Part of knowing the chronic bronchitis facts is understanding the causes. When the lining of the bronchial tubes is repeatedly irritated and inflamed, chronic bronchitis can occur. Because the continuous inflammation and swelling can cause damage to the airways as well as the build-up of sticky mucus, moving air through the lungs becomes difficult.
The most common cause of chronic bronchitis is cigarette smoking. In fact, over 90 percent of people with chronic bronchitis have a history of smoking. Secondhand smoke can also contribute to the development of chronic bronchitis. Other causes of chronic bronchitis include extended exposure to toxic gases, air pollution as well as industrial and chemical fumes.
Chronic bronchitis facts
More than 10 million Americans had chronic bronchitis in 2011, and 70 percent of those cases involved people over the age of 45.
Even though men and women can develop chronic bronchitis, women have chronic bronchitis at double the rate of men. In fact, in 2011 6.8 million women had chronic bronchitis while only 3.3 million men had it.
Many people with chronic bronchitis develop emphysema. In 2011, about 4.7 million Americans had emphysema with more than 90 percent of cases involving people over the age of 45. The incidence of emphysema has risen in women while it has declined in men.
The two main types of COPD are chronic bronchitis and emphysema. In fact, the United States may have anywhere from 12.7 to 24 million people with COPD, about half of which aren’t diagnosed. COPD affects both men and women. COPD is a progressive disease with no cure.
What are the treatments for chronic bronchitis?
Your chronic bronchitis treatment plan will depend on the severity of your condition. The most important step you can take now is to quit smoking. Many doctors prescribe bronchodilators to open up the airways in your lungs. Some doctors may prescribe a medication to relax the muscles in your airways while others may recommend corticosteroids. For some patients with chronic bronchitis, your doctor may recommend pulmonary rehabilitation, which is a program designed to help you improve your breathing and overall well-being. These treatments are meant to manage chronic bronchitis symptoms.

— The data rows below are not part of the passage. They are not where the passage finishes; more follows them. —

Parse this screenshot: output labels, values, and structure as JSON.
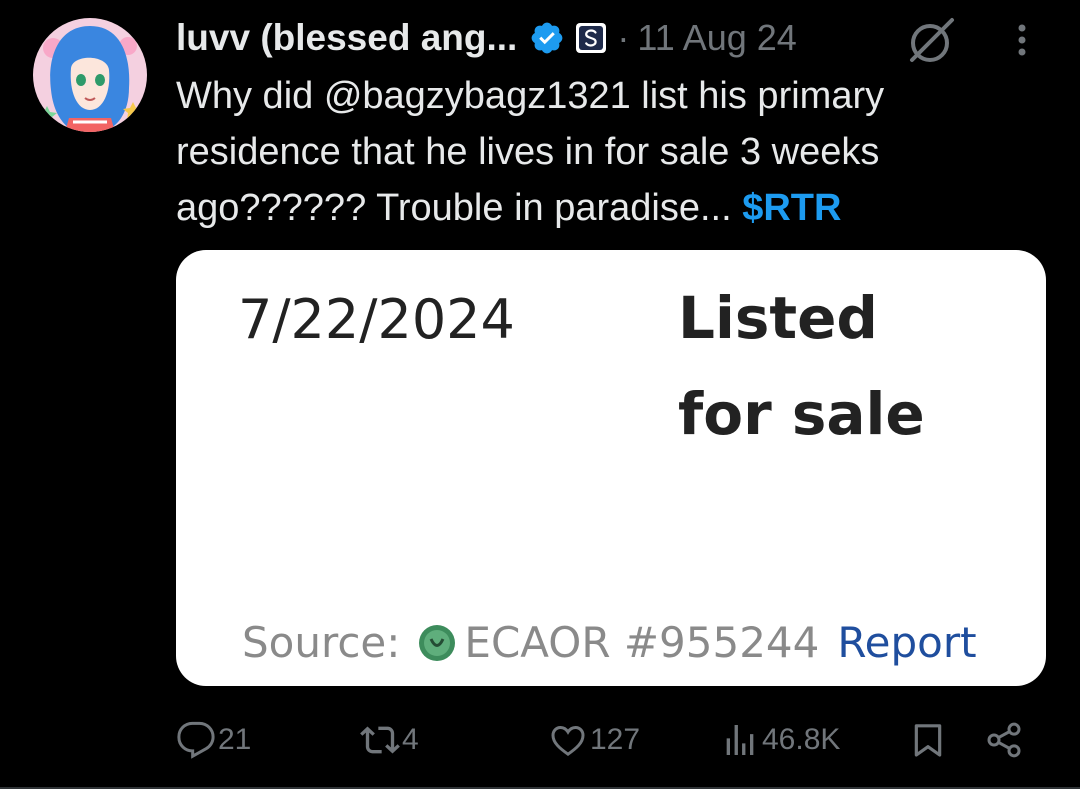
{
  "tweet": {
    "display_name": "luvv (blessed ang...",
    "date_sep": "·",
    "date": "11 Aug 24",
    "text_main": "Why did @bagzybagz1321 list his primary residence that he lives in for sale 3 weeks ago?????? Trouble in paradise... ",
    "cashtag": "$RTR"
  },
  "card": {
    "date": "7/22/2024",
    "event_line1": "Listed",
    "event_line2": "for sale",
    "source_label": "Source:",
    "source_mls": "ECAOR #955244",
    "report_link": "Report"
  },
  "actions": {
    "replies": "21",
    "reposts": "4",
    "likes": "127",
    "views": "46.8K"
  },
  "colors": {
    "background": "#000000",
    "text": "#e7e9ea",
    "muted": "#71767b",
    "accent": "#1d9bf0"
  },
  "icons": [
    "verified-badge-icon",
    "affiliate-badge-icon",
    "grok-icon",
    "more-icon",
    "reply-icon",
    "repost-icon",
    "like-icon",
    "views-icon",
    "bookmark-icon",
    "share-icon"
  ]
}
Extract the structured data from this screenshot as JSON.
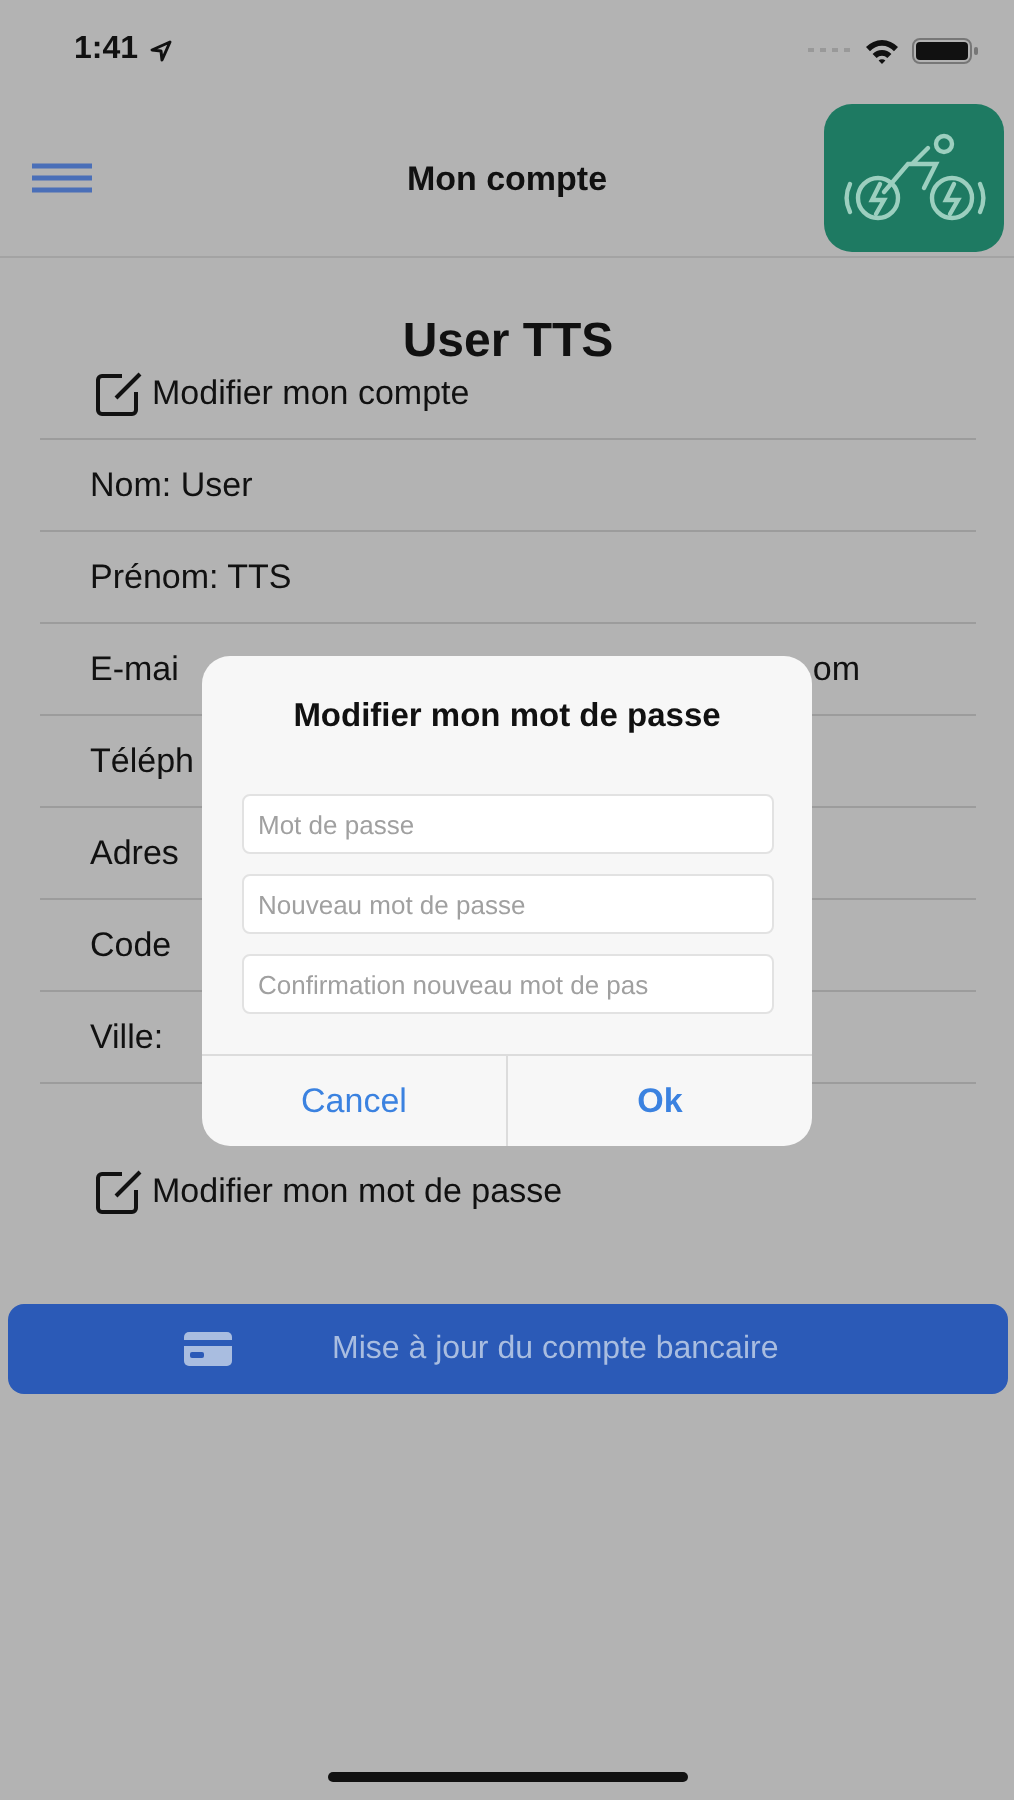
{
  "status_bar": {
    "time": "1:41"
  },
  "nav": {
    "title": "Mon compte"
  },
  "profile": {
    "name": "User TTS",
    "edit_account": "Modifier mon compte",
    "rows": [
      {
        "text": "Nom: User"
      },
      {
        "text": "Prénom: TTS"
      },
      {
        "text": "E-mai",
        "tail": "om"
      },
      {
        "text": "Téléph"
      },
      {
        "text": "Adres"
      },
      {
        "text": "Code"
      },
      {
        "text": "Ville:"
      }
    ],
    "edit_password": "Modifier mon mot de passe"
  },
  "bank_button": {
    "label": "Mise à jour du compte bancaire"
  },
  "dialog": {
    "title": "Modifier mon mot de passe",
    "fields": [
      {
        "placeholder": "Mot de passe"
      },
      {
        "placeholder": "Nouveau mot de passe"
      },
      {
        "placeholder": "Confirmation nouveau mot de pas"
      }
    ],
    "buttons": [
      {
        "label": "Cancel",
        "primary": false
      },
      {
        "label": "Ok",
        "primary": true
      }
    ]
  }
}
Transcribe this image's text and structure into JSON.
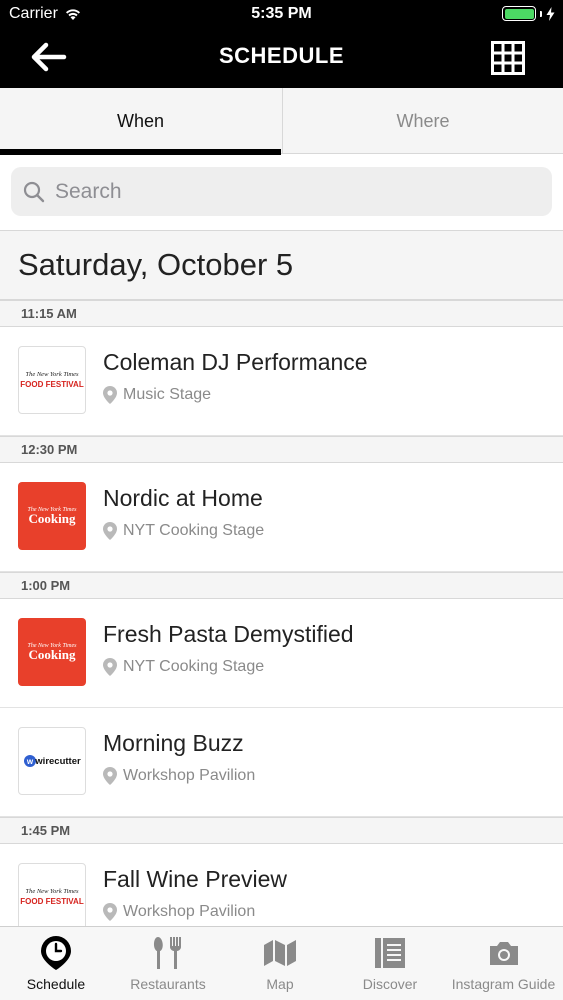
{
  "status_bar": {
    "carrier": "Carrier",
    "time": "5:35 PM",
    "battery_color": "#4cd964"
  },
  "nav": {
    "title": "SCHEDULE"
  },
  "tabs": [
    {
      "label": "When",
      "active": true
    },
    {
      "label": "Where",
      "active": false
    }
  ],
  "search": {
    "placeholder": "Search",
    "value": ""
  },
  "date_header": "Saturday, October 5",
  "schedule": [
    {
      "time": "11:15 AM",
      "events": [
        {
          "name": "Coleman DJ Performance",
          "location": "Music Stage",
          "logo": "food-festival-logo"
        }
      ]
    },
    {
      "time": "12:30 PM",
      "events": [
        {
          "name": "Nordic at Home",
          "location": "NYT Cooking Stage",
          "logo": "nyt-cooking-logo"
        }
      ]
    },
    {
      "time": "1:00 PM",
      "events": [
        {
          "name": "Fresh Pasta Demystified",
          "location": "NYT Cooking Stage",
          "logo": "nyt-cooking-logo"
        },
        {
          "name": "Morning Buzz",
          "location": "Workshop Pavilion",
          "logo": "wirecutter-logo"
        }
      ]
    },
    {
      "time": "1:45 PM",
      "events": [
        {
          "name": "Fall Wine Preview",
          "location": "Workshop Pavilion",
          "logo": "food-festival-logo"
        }
      ]
    }
  ],
  "logos": {
    "festival_top": "The New York Times",
    "festival_bottom": "FOOD FESTIVAL",
    "cooking_top": "The New York Times",
    "cooking_bottom": "Cooking",
    "wirecutter": "wirecutter"
  },
  "tabbar": [
    {
      "label": "Schedule",
      "icon": "clock-pin-icon",
      "active": true
    },
    {
      "label": "Restaurants",
      "icon": "fork-knife-icon",
      "active": false
    },
    {
      "label": "Map",
      "icon": "map-icon",
      "active": false
    },
    {
      "label": "Discover",
      "icon": "newspaper-icon",
      "active": false
    },
    {
      "label": "Instagram Guide",
      "icon": "camera-icon",
      "active": false
    }
  ],
  "colors": {
    "header_bg": "#000000",
    "cooking_red": "#e8402b",
    "festival_red": "#d6231e",
    "active_tab_underline": "#000000"
  }
}
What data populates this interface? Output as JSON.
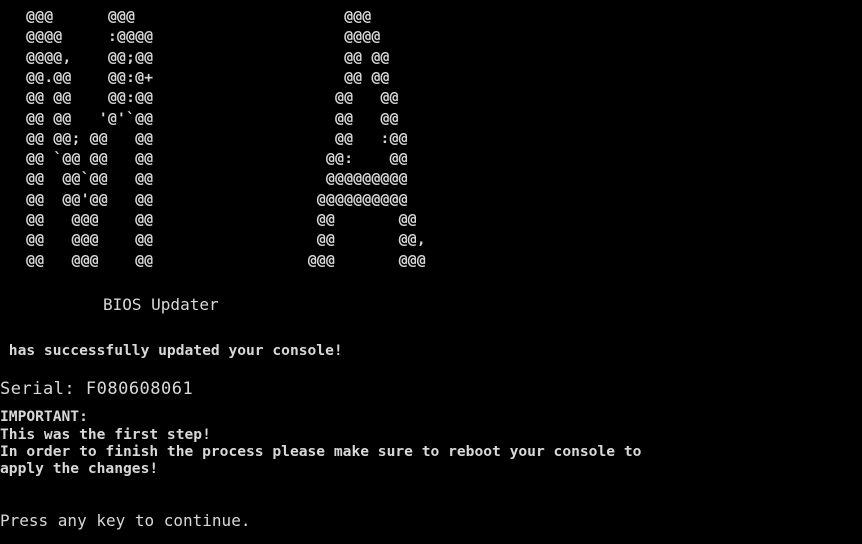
{
  "colors": {
    "background": "#000000",
    "text": "#d8d8d8"
  },
  "logo_lines": [
    "  @@@      @@@                       @@@",
    "  @@@@     :@@@@                     @@@@",
    "  @@@@,    @@;@@                     @@ @@",
    "  @@.@@    @@:@+                     @@ @@",
    "  @@ @@    @@:@@                    @@   @@",
    "  @@ @@   '@'`@@                    @@   @@",
    "  @@ @@; @@   @@                    @@   :@@",
    "  @@ `@@ @@   @@                   @@:    @@",
    "  @@  @@`@@   @@                   @@@@@@@@@",
    "  @@  @@'@@   @@                  @@@@@@@@@@",
    "  @@   @@@    @@                  @@       @@",
    "  @@   @@@    @@                  @@       @@,",
    "  @@   @@@    @@                 @@@       @@@"
  ],
  "updater_title": "BIOS Updater",
  "success_message": " has successfully updated your console!",
  "serial_line": "Serial: F080608061",
  "important_label": "IMPORTANT:",
  "step_line": "This was the first step!",
  "instruction_line_1": "In order to finish the process please make sure to reboot your console to",
  "instruction_line_2": "apply the changes!",
  "prompt": "Press any key to continue."
}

Many patients with chronic lung diseases have found alternative treatments, such as cellular therapy, helpful in treating their conditions. Because cellular therapy works to promote healing from within, it addresses the disease at its source. Many patients report being able to come off or reduce their oxygen use after treatment, and they report having an improved quality of life. While it’s helpful to know the chronic bronchitis facts, taking a proactive step in your healthcare is even more important. If you or someone you love has chronic bronchitis, emphysema of COPD and would like to learn more about cellular therapy, contact us at (800) 729-3065.